  • 24x 16GB DDR4 for 384GB total
  • Chassis with up to 24x 1.8” SSD.  Likely I wouldn’t use this, but one with the 10x 2.5” chassis and no optical.  But just imagine 24x 1.8” 200GB SSD’s as a VSAN….
  • 1x 120GB SSD – can’t hurt to have one around for VFRC or PernixData type solutions, and the configurator makes you pick at least one HDD.  At $260, with warranty, why not. 
  • 1x PERC H330 – don’t need anything fancy if we intend to be diskless
  • 4x Broadcom 57840S 10GbE SFP+ onboard, or upgrade to Emulex OneConnect OCm14104-U1-D port for $80 more (here’s hoping they’re better than they are in IBM servers, but I blame the IBM UEFI implementation for that)
  • Dual Hot Plug 750W Power Supply
  • Dual SD with 16GB SD cards and ESXi embedded
  • iDRAC8 Enterprise with vFlash 16GB
  • 3 Year Warranty

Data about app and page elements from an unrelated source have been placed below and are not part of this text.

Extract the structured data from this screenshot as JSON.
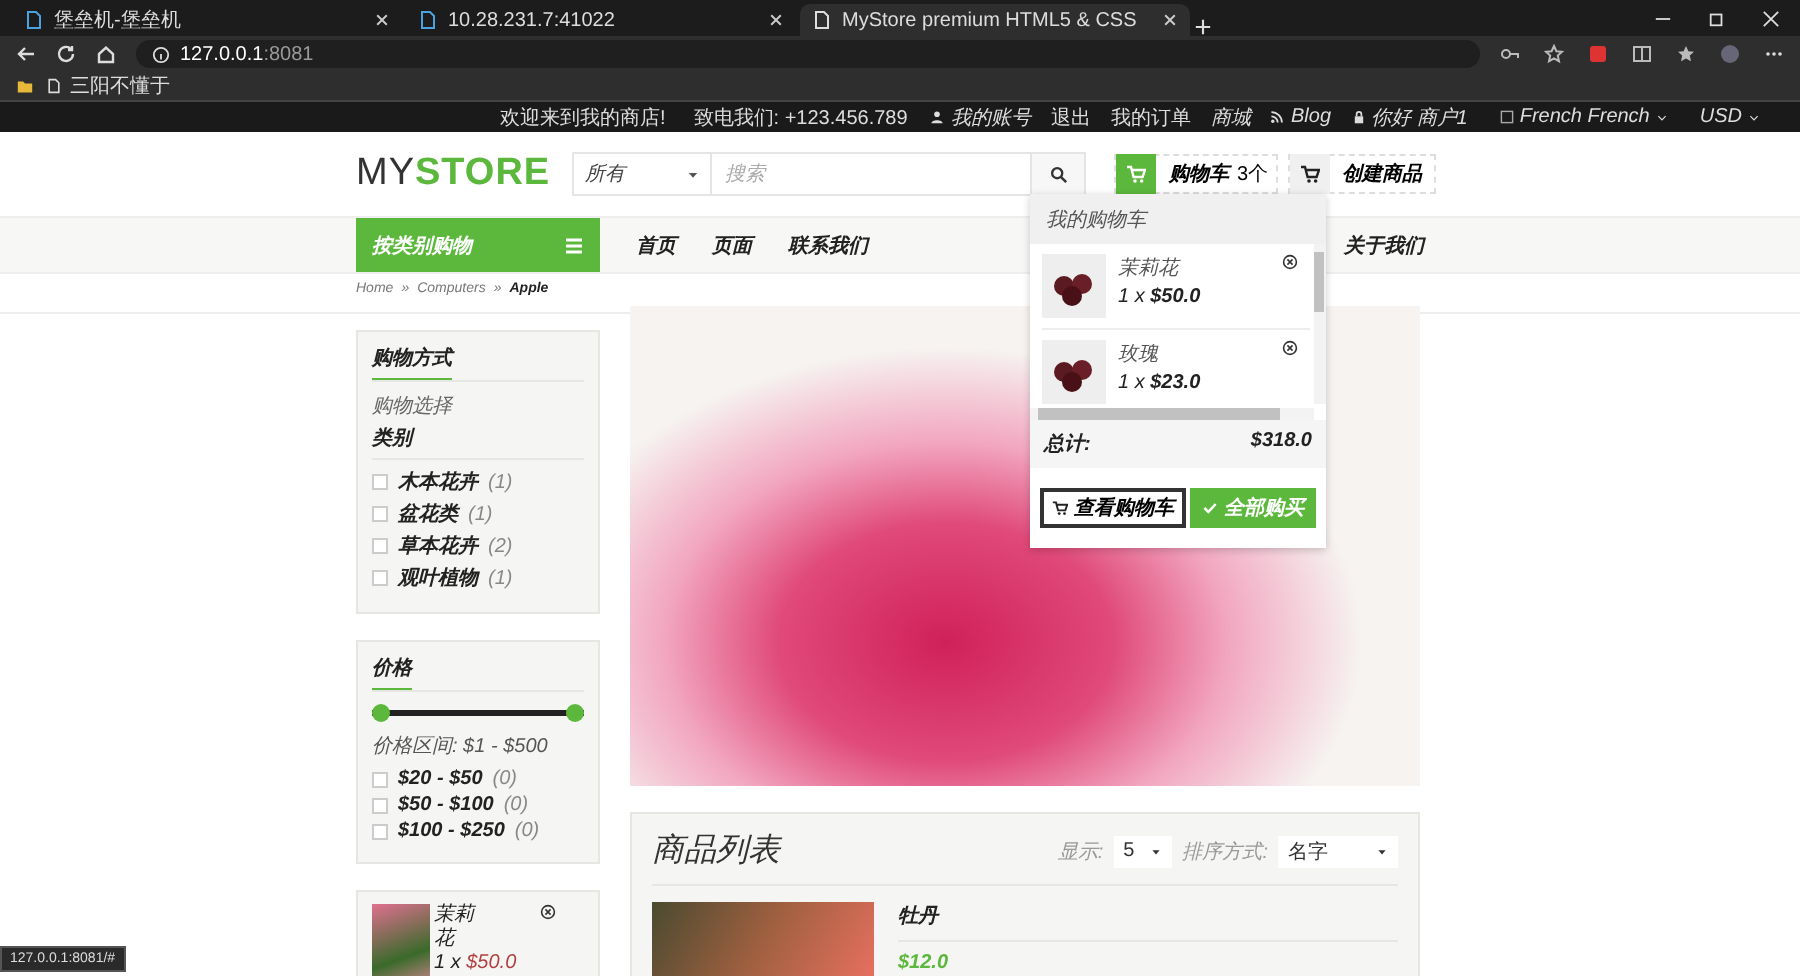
{
  "browser": {
    "tabs": [
      {
        "title": "堡垒机-堡垒机",
        "selected": false
      },
      {
        "title": "10.28.231.7:41022",
        "selected": false
      },
      {
        "title": "MyStore premium HTML5 & CSS",
        "selected": true
      }
    ],
    "url_host": "127.0.0.1",
    "url_port": ":8081",
    "bookmarks": [
      "三阳不懂于"
    ]
  },
  "topbar": {
    "welcome": "欢迎来到我的商店!",
    "phone": "致电我们: +123.456.789",
    "links": [
      {
        "kind": "user",
        "label": "我的账号"
      },
      {
        "kind": "plain",
        "label": "退出"
      },
      {
        "kind": "plain",
        "label": "我的订单"
      },
      {
        "kind": "italic",
        "label": "商城"
      },
      {
        "kind": "rss",
        "label": "Blog"
      },
      {
        "kind": "lock",
        "label": "你好 商户1"
      }
    ],
    "language_image_alt": "French",
    "language": "French",
    "currency": "USD"
  },
  "header": {
    "logo_dark": "MY",
    "logo_accent": "STORE",
    "search_category": "所有",
    "search_placeholder": "搜索",
    "cart_label": "购物车",
    "cart_count": "3个",
    "create_label": "创建商品"
  },
  "nav": {
    "category_button": "按类别购物",
    "items": [
      "首页",
      "页面",
      "联系我们",
      "关于我们"
    ]
  },
  "breadcrumb_separator": "»",
  "breadcrumb": [
    {
      "label": "Home",
      "current": false
    },
    {
      "label": "Computers",
      "current": false
    },
    {
      "label": "Apple",
      "current": true
    }
  ],
  "sidebar": {
    "title": "购物方式",
    "subtitle": "购物选择",
    "group": "类别",
    "filters": [
      {
        "label": "木本花卉",
        "count": "(1)",
        "checked": false
      },
      {
        "label": "盆花类",
        "count": "(1)",
        "checked": false
      },
      {
        "label": "草本花卉",
        "count": "(2)",
        "checked": false
      },
      {
        "label": "观叶植物",
        "count": "(1)",
        "checked": false
      }
    ],
    "price_title": "价格",
    "price_slider": {
      "level": 1
    },
    "price_range": "价格区间: $1 - $500",
    "price_filters": [
      {
        "label": "$20 - $50",
        "count": "(0)",
        "checked": false
      },
      {
        "label": "$50 - $100",
        "count": "(0)",
        "checked": false
      },
      {
        "label": "$100 - $250",
        "count": "(0)",
        "checked": false
      }
    ],
    "mini_cart": [
      {
        "name": "茉莉花",
        "qty": "1 x",
        "price": "$50.0"
      }
    ]
  },
  "products": {
    "title": "商品列表",
    "show_label": "显示:",
    "show_value": "5",
    "sort_label": "排序方式:",
    "sort_value": "名字",
    "items": [
      {
        "name": "牡丹",
        "price": "$12.0"
      }
    ]
  },
  "cart_dropdown": {
    "title": "我的购物车",
    "items": [
      {
        "name": "茉莉花",
        "qty": "1 x",
        "price": "$50.0"
      },
      {
        "name": "玫瑰",
        "qty": "1 x",
        "price": "$23.0"
      }
    ],
    "total_label": "总计:",
    "total": "$318.0",
    "view_button": "查看购物车",
    "buy_button": "全部购买"
  },
  "status_url": "127.0.0.1:8081/#"
}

Web price comes to $18,162, and I’ve seen customers get 30-40% depending on time of  year, etc.  So let’s suggest 35% – That’s $12,000 or so for 20 cores, 384GB, and 4x 10GbE.  That’s a hell of a server in 1U.  24 months ago, I bought similar R620’s with 16 cores, 256GB, 2x 10GbE LOM for $9700 – and these would get significantly better performance as those weren’t even v2 E5’s vs v1’s.  Also so much better than 12-16 DIMM slot blade servers that just don’t get any real density!

Now if you’re doing any sort of VSAN, or even just have local reasons to want DAS solutions, check out the R730XD server – especially this one:

At first glance, I thought “great, another 8x 3.5” chassis, with wasted space for vents”.  Look closer.  The top 1/3 is 18x 1.8” SSD.  Granted, at some point your PCIe based RAID controller would be your bottleneck, I’m sure, vs PCIe SSD’s – but that’s largely for throughput and not IOPS.  I have no doubt that the above solution could drive a ton of performance.  It is a bit of a shame they can still only drive 2x NVidia K2 Grid cards, but that’s largely a problem with 2U servers in general.  Still, if it could have done 3… that would have been even more amazing.

I can’t wait to get my hands on some of these, I’m pretty excited to actually get to use some of these features!

Categories: 13G, Dell